Women in Academia File More Patents

Women inventors at universities are also more collaborative and multidisciplinary.
Women in Academia File More Patents
MORE WOMEN ACROSS THE GLOBE are filing patents with the U.S. Patent and Trade Office, particularly in academia, according to a new study that examines 4.6 million utility patents issued between 1976 and 2013. It shows that the percentage of patents filed by women rose from an average of 2 percent to 3 percent across all areas to 10 percent in industry, 12 percent among individuals, and 18 percent in academia.

Cassidy R. Sugimoto of the School of Informatics and Computing at Indiana University in Bloomington led the study. Her co-authors include Chaoqun Ni of the School of Library and Information Science at Simmons College in Boston, Massachusetts; Jevin D. West of the Information School at the University of Washington in Seattle; and Vincent Larivière of the University of Montreal in Canada.

“We had thought the percentage might fall lower, since patenting is still considered ‘optional’ in terms of promotion in academia," says Sugimoto. However, the role of patenting in academia has grown since the 1980 Bayh-Dole Act, which transferred intellectual property revenue based on federally funded research discoveries from government to universities. Many university technology transfer offices also have set policies that encourage women’s innovation.

In addition, the study shows that patents from women frequently include contributors from a variety of fields, suggesting that women inventors are more collaborative and multidisciplinary. Women in academia also might benefit from the intellectual communities of large universities, whereas women in industry might experience more isolation.

Even so, Sugimoto notes that while women make up one-third of all researchers in the STEM fields, they aren’t filing for one-third of U.S. patents. The researchers also found that when patents bear the names of women, they are cited in other filings less often than patents filed under male names.
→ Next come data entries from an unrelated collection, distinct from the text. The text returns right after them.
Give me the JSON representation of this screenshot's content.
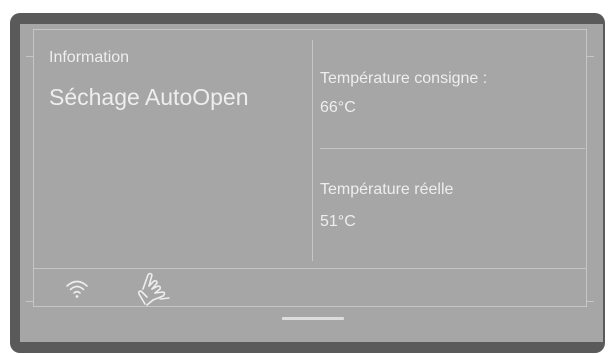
{
  "info": {
    "label": "Information",
    "title": "Séchage AutoOpen"
  },
  "target": {
    "label": "Température consigne :",
    "value": "66°C"
  },
  "actual": {
    "label": "Température réelle",
    "value": "51°C"
  },
  "status_icons": [
    "wifi-icon",
    "hand-touch-icon"
  ],
  "colors": {
    "bezel": "#5a5a5a",
    "screen": "#a6a6a6",
    "text": "#eeeeee",
    "lines": "#c6c6c6"
  }
}
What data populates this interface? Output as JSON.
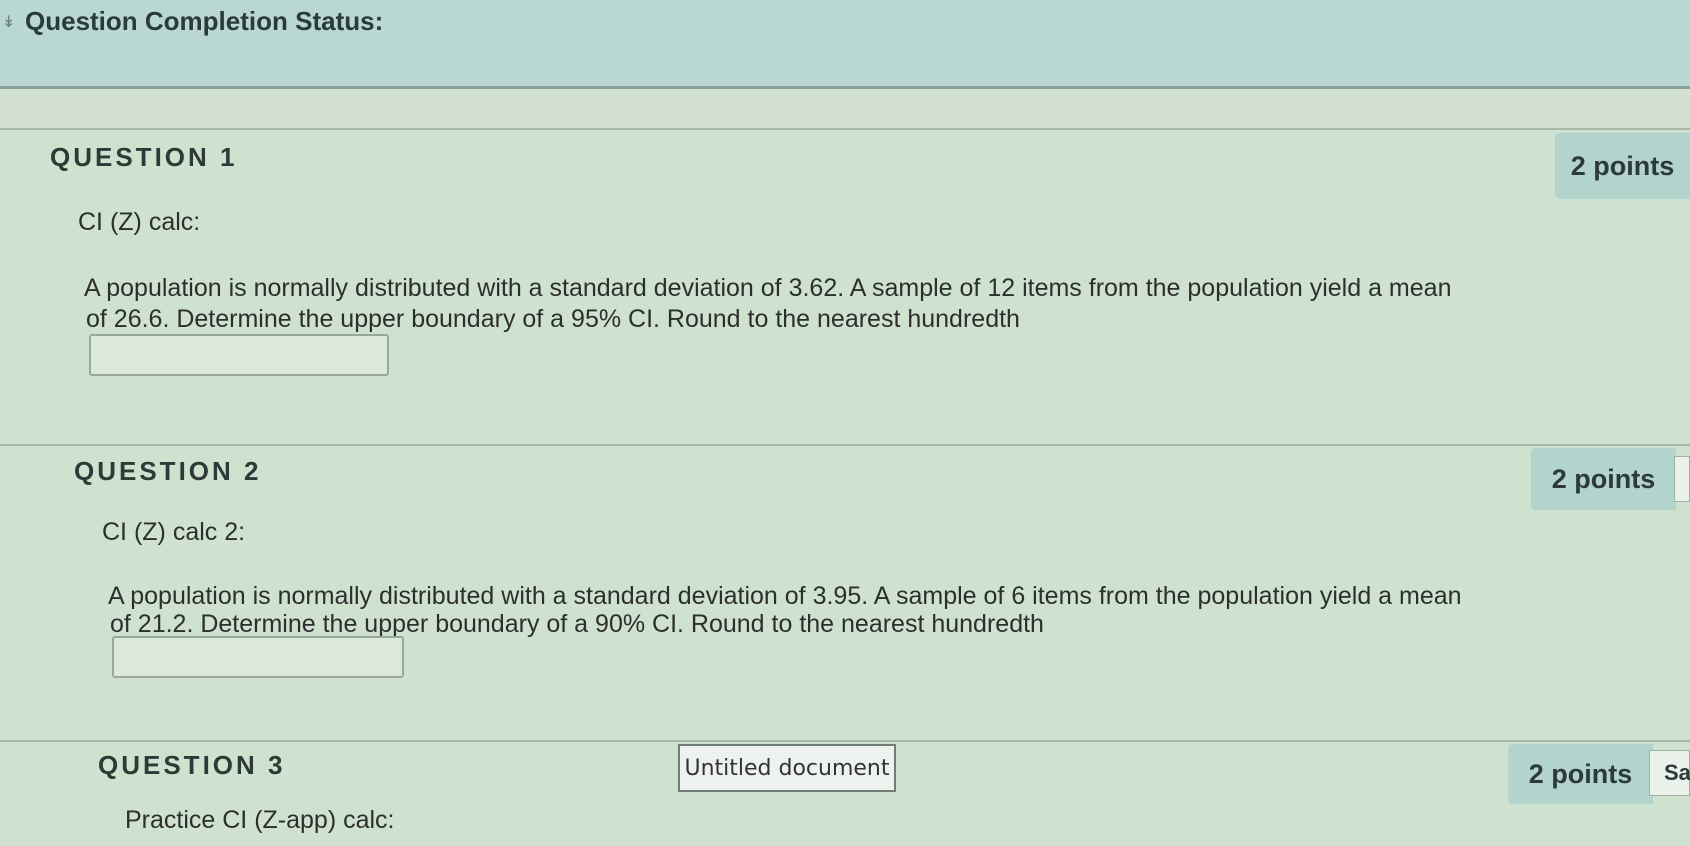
{
  "status": {
    "title": "Question Completion Status:",
    "arrow_icon": "double-chevron-down-icon"
  },
  "questions": [
    {
      "heading": "QUESTION 1",
      "points": "2 points",
      "subtitle": "CI (Z) calc:",
      "text_line1": "A population is normally distributed with a standard deviation of 3.62. A sample of 12 items from the population yield a mean",
      "text_line2": "of 26.6. Determine the upper boundary of a 95% CI. Round to the nearest hundredth",
      "answer_value": ""
    },
    {
      "heading": "QUESTION 2",
      "points": "2 points",
      "subtitle": "CI (Z) calc 2:",
      "text_line1": "A population is normally distributed with a standard deviation of 3.95. A sample of 6 items from the population yield a mean",
      "text_line2": "of 21.2. Determine the upper boundary of a 90% CI. Round to the nearest hundredth",
      "answer_value": ""
    },
    {
      "heading": "QUESTION 3",
      "points": "2 points",
      "subtitle": "Practice CI (Z-app) calc:",
      "save_label": "Sa"
    }
  ],
  "tooltip": {
    "label": "Untitled document"
  },
  "colors": {
    "background": "#cfe0cf",
    "status_bar": "#b9d8d3",
    "points_tab": "#b3d3cd"
  }
}
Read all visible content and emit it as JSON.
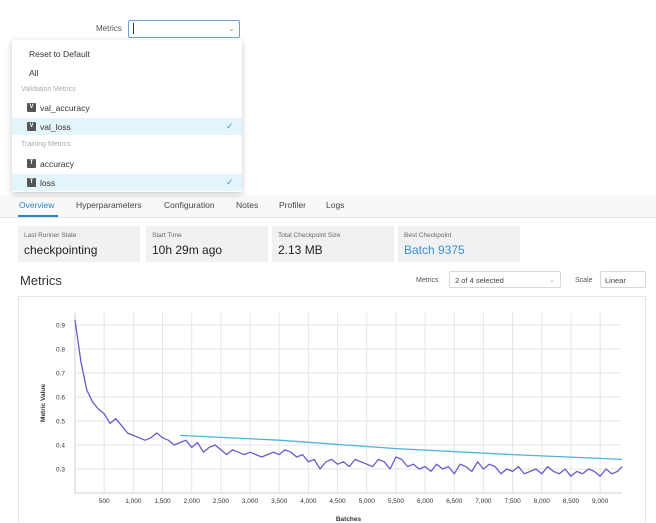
{
  "dropdown": {
    "label": "Metrics",
    "input_value": "",
    "reset_label": "Reset to Default",
    "all_label": "All",
    "groups": [
      {
        "name": "Validation Metrics",
        "items": [
          {
            "badge": "V",
            "name": "val_accuracy",
            "selected": false
          },
          {
            "badge": "V",
            "name": "val_loss",
            "selected": true
          }
        ]
      },
      {
        "name": "Training Metrics",
        "items": [
          {
            "badge": "T",
            "name": "accuracy",
            "selected": false
          },
          {
            "badge": "T",
            "name": "loss",
            "selected": true
          }
        ]
      }
    ],
    "check_glyph": "✓",
    "selected_bg": "#e3f4fb",
    "check_color": "#3aa0d8"
  },
  "tabs": [
    {
      "label": "Overview",
      "active": true
    },
    {
      "label": "Hyperparameters",
      "active": false
    },
    {
      "label": "Configuration",
      "active": false
    },
    {
      "label": "Notes",
      "active": false
    },
    {
      "label": "Profiler",
      "active": false
    },
    {
      "label": "Logs",
      "active": false
    }
  ],
  "cards": [
    {
      "label": "Last Runner State",
      "value": "checkpointing",
      "link": false
    },
    {
      "label": "Start Time",
      "value": "10h 29m ago",
      "link": false
    },
    {
      "label": "Total Checkpoint Size",
      "value": "2.13 MB",
      "link": false
    },
    {
      "label": "Best Checkpoint",
      "value": "Batch 9375",
      "link": true
    }
  ],
  "metrics_section": {
    "title": "Metrics",
    "metrics_label": "Metrics",
    "metrics_value": "2 of 4 selected",
    "scale_label": "Scale",
    "scale_value": "Linear"
  },
  "chart_data": {
    "type": "line",
    "xlabel": "Batches",
    "ylabel": "Metric Value",
    "xlim": [
      0,
      9375
    ],
    "ylim": [
      0.2,
      0.95
    ],
    "x_ticks": [
      500,
      1000,
      1500,
      2000,
      2500,
      3000,
      3500,
      4000,
      4500,
      5000,
      5500,
      6000,
      6500,
      7000,
      7500,
      8000,
      8500,
      9000
    ],
    "x_tick_labels": [
      "500",
      "1,000",
      "1,500",
      "2,000",
      "2,500",
      "3,000",
      "3,500",
      "4,000",
      "4,500",
      "5,000",
      "5,500",
      "6,000",
      "6,500",
      "7,000",
      "7,500",
      "8,000",
      "8,500",
      "9,000"
    ],
    "y_ticks": [
      0.3,
      0.4,
      0.5,
      0.6,
      0.7,
      0.8,
      0.9
    ],
    "y_tick_labels": [
      "0.3",
      "0.4",
      "0.5",
      "0.6",
      "0.7",
      "0.8",
      "0.9"
    ],
    "grid": true,
    "series": [
      {
        "color": "#6a5acd",
        "x": [
          0,
          100,
          200,
          300,
          400,
          500,
          600,
          700,
          800,
          900,
          1000,
          1100,
          1200,
          1300,
          1400,
          1500,
          1600,
          1700,
          1800,
          1900,
          2000,
          2100,
          2200,
          2300,
          2400,
          2500,
          2600,
          2700,
          2800,
          2900,
          3000,
          3100,
          3200,
          3300,
          3400,
          3500,
          3600,
          3700,
          3800,
          3900,
          4000,
          4100,
          4200,
          4300,
          4400,
          4500,
          4600,
          4700,
          4800,
          4900,
          5000,
          5100,
          5200,
          5300,
          5400,
          5500,
          5600,
          5700,
          5800,
          5900,
          6000,
          6100,
          6200,
          6300,
          6400,
          6500,
          6600,
          6700,
          6800,
          6900,
          7000,
          7100,
          7200,
          7300,
          7400,
          7500,
          7600,
          7700,
          7800,
          7900,
          8000,
          8100,
          8200,
          8300,
          8400,
          8500,
          8600,
          8700,
          8800,
          8900,
          9000,
          9100,
          9200,
          9300,
          9375
        ],
        "y": [
          0.92,
          0.75,
          0.63,
          0.58,
          0.55,
          0.53,
          0.49,
          0.51,
          0.48,
          0.45,
          0.44,
          0.43,
          0.42,
          0.43,
          0.45,
          0.43,
          0.42,
          0.4,
          0.41,
          0.42,
          0.39,
          0.41,
          0.37,
          0.39,
          0.4,
          0.38,
          0.36,
          0.38,
          0.37,
          0.36,
          0.37,
          0.36,
          0.35,
          0.36,
          0.37,
          0.36,
          0.38,
          0.37,
          0.35,
          0.36,
          0.33,
          0.34,
          0.3,
          0.33,
          0.34,
          0.32,
          0.33,
          0.31,
          0.34,
          0.33,
          0.32,
          0.31,
          0.34,
          0.33,
          0.3,
          0.35,
          0.34,
          0.31,
          0.32,
          0.3,
          0.31,
          0.29,
          0.32,
          0.3,
          0.31,
          0.28,
          0.32,
          0.31,
          0.29,
          0.33,
          0.3,
          0.32,
          0.31,
          0.28,
          0.3,
          0.29,
          0.31,
          0.28,
          0.29,
          0.3,
          0.28,
          0.31,
          0.29,
          0.28,
          0.3,
          0.27,
          0.29,
          0.28,
          0.3,
          0.29,
          0.27,
          0.3,
          0.28,
          0.29,
          0.31
        ]
      },
      {
        "color": "#4fb3d9",
        "x": [
          1800,
          3500,
          5500,
          7500,
          9375
        ],
        "y": [
          0.44,
          0.42,
          0.385,
          0.36,
          0.34
        ]
      }
    ]
  }
}
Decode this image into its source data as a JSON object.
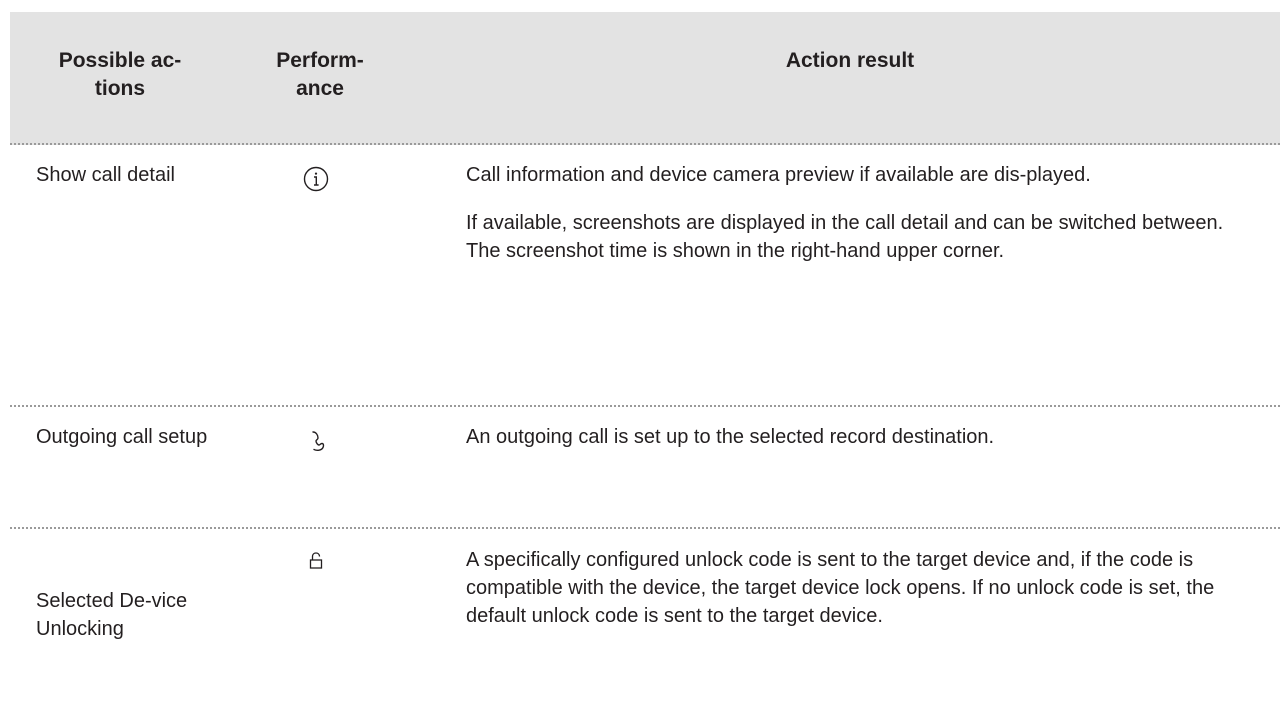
{
  "table": {
    "headers": {
      "actions": [
        "Possible ac-",
        "tions"
      ],
      "performance": [
        "Perform-",
        "ance"
      ],
      "result": "Action result"
    },
    "rows": [
      {
        "action": "Show call detail",
        "icon": "info-circle-icon",
        "result": [
          "Call information and device camera preview if available are dis-played.",
          "If available, screenshots are displayed in the call detail and can be switched between. The screenshot time is shown in the right-hand upper corner."
        ]
      },
      {
        "action": "Outgoing call setup",
        "icon": "phone-handset-icon",
        "result": [
          "An outgoing call is set up to the selected record destination."
        ]
      },
      {
        "action": "Selected De-vice Unlocking",
        "icon": "padlock-icon",
        "result": [
          "A specifically configured unlock code is sent to the target device and, if the code is compatible with the device, the target device lock opens. If no unlock code is set, the default unlock code is sent to the target device."
        ]
      }
    ]
  }
}
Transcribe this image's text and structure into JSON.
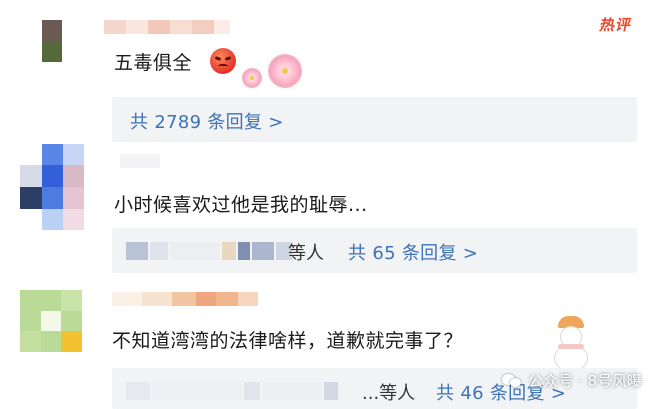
{
  "hot_badge": "热评",
  "comments": [
    {
      "text": "五毒俱全",
      "reply_link": "共 2789 条回复 >"
    },
    {
      "text": "小时候喜欢过他是我的耻辱...",
      "reply_names_suffix": "等人",
      "reply_link": "共 65 条回复 >"
    },
    {
      "text": "不知道湾湾的法律啥样，道歉就完事了？",
      "reply_names_suffix": "...等人",
      "reply_link": "共 46 条回复 >"
    }
  ],
  "watermark": {
    "text": "公众号 · 8号风曝"
  },
  "icons": {
    "angry_emoji": "angry-face-icon",
    "flower_sticker": "cherry-blossom-icon",
    "snowman_sticker": "snowman-icon",
    "watermark_logo": "wechat-icon"
  },
  "colors": {
    "link": "#3d72b8",
    "hot": "#e8492f",
    "reply_bg": "#f2f3f5"
  }
}
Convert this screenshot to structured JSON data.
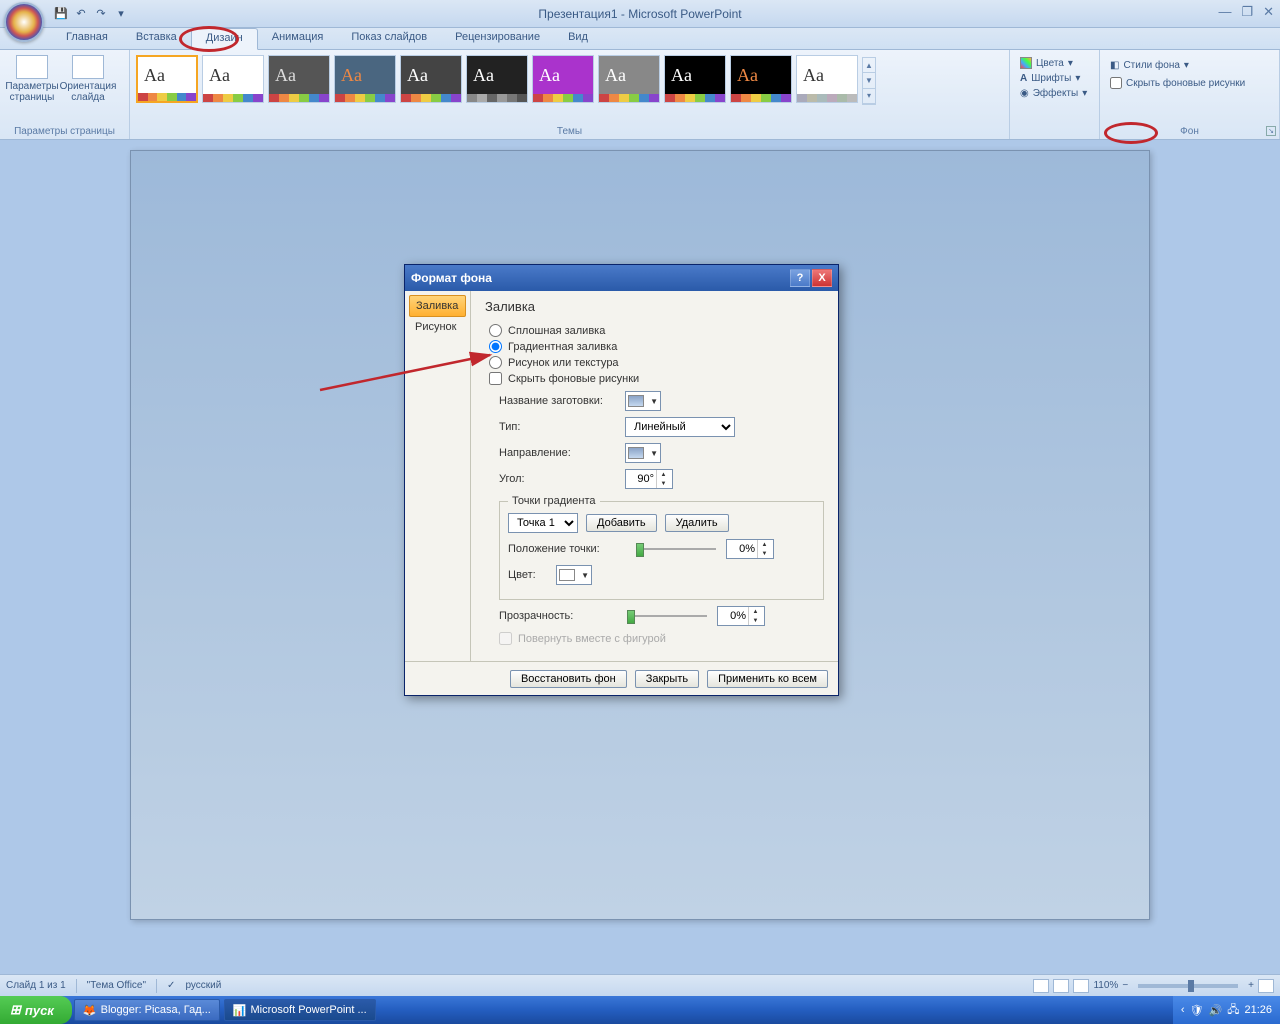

Sugimoto’s study cites research showing that 42 countries, primarily in the Middle East and Africa, report no patents with women’s names. A higher proportion of patents are filed by women in Eastern Europe, Asia, and several African countries, reflecting greater gender parity in countries that are or were communist. The study tracked female patent filers across 185 countries.

“The Academic Advantage: Gender Disparities in Patenting” can be found in the online journal PLOS ONE at journals.plos.org/plosone/article?id=10.1371/journal.pone.0128000.